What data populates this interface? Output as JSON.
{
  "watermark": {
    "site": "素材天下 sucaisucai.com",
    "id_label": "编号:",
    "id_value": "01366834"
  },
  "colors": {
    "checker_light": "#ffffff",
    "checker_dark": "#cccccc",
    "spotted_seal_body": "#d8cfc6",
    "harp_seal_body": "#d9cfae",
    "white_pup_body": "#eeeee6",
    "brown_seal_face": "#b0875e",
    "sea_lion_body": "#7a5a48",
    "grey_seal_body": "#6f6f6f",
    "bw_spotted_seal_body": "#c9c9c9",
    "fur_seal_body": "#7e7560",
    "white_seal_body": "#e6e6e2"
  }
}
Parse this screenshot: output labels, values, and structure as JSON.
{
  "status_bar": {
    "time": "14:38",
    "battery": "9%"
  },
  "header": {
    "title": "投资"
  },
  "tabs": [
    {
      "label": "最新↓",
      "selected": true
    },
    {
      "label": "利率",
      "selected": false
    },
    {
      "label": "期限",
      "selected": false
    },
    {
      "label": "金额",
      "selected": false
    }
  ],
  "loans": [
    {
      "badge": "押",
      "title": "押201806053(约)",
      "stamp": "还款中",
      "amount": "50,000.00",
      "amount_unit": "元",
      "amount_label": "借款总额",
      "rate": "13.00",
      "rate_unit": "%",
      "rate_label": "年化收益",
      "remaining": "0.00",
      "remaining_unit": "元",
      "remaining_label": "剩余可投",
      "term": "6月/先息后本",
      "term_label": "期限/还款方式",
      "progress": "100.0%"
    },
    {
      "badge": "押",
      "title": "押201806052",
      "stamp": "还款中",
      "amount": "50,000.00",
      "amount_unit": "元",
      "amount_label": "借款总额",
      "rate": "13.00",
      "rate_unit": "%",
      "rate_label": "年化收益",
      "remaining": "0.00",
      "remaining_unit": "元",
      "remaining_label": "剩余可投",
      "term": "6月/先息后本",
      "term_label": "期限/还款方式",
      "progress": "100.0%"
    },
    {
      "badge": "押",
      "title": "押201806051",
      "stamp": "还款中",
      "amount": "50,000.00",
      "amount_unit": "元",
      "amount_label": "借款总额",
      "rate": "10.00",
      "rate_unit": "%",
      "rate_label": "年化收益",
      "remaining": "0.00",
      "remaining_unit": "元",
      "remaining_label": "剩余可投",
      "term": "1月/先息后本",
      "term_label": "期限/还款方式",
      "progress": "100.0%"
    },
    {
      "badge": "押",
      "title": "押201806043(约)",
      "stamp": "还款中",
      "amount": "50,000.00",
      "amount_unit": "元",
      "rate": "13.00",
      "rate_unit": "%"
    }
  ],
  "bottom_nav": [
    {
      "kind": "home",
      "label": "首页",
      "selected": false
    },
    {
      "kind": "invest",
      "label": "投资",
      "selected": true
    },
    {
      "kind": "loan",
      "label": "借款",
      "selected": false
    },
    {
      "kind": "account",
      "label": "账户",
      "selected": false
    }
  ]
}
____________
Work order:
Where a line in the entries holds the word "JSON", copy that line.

Reply:
What data populates this interface? Output as JSON.
Parse this screenshot: output labels, values, and structure as JSON.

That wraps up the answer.